From 90º to 150º of knee flexion (upright kneeling to full flexion), there is an average femoral posterior translation of 36 mm. During this movement, there is also 8º of external rotation, accompanied by lower values of abduction and lateral translation.
At full flexion, the femoral condyles rest on the posterior rim of the tibial plateau and external rotation allows for the alignment of the popliteal fossa with the posterior margin of the medial tibial plateau.
Kneeling is an important movement for functional, cultural, religious and social activities. Various routine activities, such as stair climbing and rising from a chair, require a degree of knee flexion. However, people over the age of 45 may lose this ability due to osteoarthritis, joint stiffness or pain.
Twenty-five patients between 45 and 85 years old with no history of knee pain, injury or disease participated in the study. Participants knelt in a cushioned box with the feet free, sat on their heels, and returned to the upright position. Fluoroscopy and CT were used to obtain images of femoral movement.
There was a linear and significant relation between knee flexion and femur posterior translation and external rotation from 90º to 150º of knee flexion.

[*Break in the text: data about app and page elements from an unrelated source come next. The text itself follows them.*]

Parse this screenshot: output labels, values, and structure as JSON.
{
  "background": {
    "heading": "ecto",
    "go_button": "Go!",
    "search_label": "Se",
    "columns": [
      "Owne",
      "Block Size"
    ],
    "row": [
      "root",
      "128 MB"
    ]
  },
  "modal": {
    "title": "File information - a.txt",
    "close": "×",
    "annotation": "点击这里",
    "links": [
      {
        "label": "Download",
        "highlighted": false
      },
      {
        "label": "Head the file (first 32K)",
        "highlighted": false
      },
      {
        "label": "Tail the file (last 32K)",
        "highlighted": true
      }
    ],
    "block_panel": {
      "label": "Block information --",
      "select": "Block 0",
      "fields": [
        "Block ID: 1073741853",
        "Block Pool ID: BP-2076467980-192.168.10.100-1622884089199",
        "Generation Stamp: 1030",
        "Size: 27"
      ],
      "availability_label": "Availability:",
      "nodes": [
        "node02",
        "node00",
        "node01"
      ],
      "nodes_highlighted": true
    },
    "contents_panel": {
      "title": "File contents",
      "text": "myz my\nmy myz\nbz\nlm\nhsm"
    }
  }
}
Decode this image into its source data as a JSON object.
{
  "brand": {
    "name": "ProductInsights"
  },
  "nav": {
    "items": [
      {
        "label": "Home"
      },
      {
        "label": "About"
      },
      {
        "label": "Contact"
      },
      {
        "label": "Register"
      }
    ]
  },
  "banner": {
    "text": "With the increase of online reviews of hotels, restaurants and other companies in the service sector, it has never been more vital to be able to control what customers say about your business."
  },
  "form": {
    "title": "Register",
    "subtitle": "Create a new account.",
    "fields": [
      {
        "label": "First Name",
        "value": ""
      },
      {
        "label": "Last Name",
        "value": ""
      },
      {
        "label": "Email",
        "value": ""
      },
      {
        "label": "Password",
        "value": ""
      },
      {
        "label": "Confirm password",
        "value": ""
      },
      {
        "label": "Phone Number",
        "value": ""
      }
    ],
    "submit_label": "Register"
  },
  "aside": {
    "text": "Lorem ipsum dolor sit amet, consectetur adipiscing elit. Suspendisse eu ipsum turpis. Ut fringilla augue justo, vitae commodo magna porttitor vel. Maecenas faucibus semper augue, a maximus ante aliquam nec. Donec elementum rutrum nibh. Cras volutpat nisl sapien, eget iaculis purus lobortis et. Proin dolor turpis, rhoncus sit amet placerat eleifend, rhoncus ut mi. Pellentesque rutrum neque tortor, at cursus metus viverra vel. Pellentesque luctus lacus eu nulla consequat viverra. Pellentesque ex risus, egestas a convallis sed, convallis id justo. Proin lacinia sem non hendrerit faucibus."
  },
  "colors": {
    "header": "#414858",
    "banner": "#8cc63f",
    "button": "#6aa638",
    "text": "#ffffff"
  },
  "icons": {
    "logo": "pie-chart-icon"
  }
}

Traditionally, the concave-convex rule states that the tibia should be moved posteriorly to treat knee stiffness limiting full flexion. However, this study provides video evidence that the femur needs to translate posteriorly in order to achieve full flexion.
The findings of this study put this rule into question and prompt changes in manual therapy approaches.
Expert opinion by José Pedro Correia
This study shows not only maintainted knee accessory motion in subjects over 45 years old but, perhaps more importanty, that traditional and established manual therapy approaches taught and practiced by physiotherapists worldwide may actually not be supported by video evidence.
This study is in line with others that have questioned the validity of the concave-convex rule in other joints such as the shoulder.
> From: Scarvell et al., Phys Ther 99 (2019) 311-318 (Epub ahead of print). All rights reserved to American Physical Therapy Association. Click here for the online summary.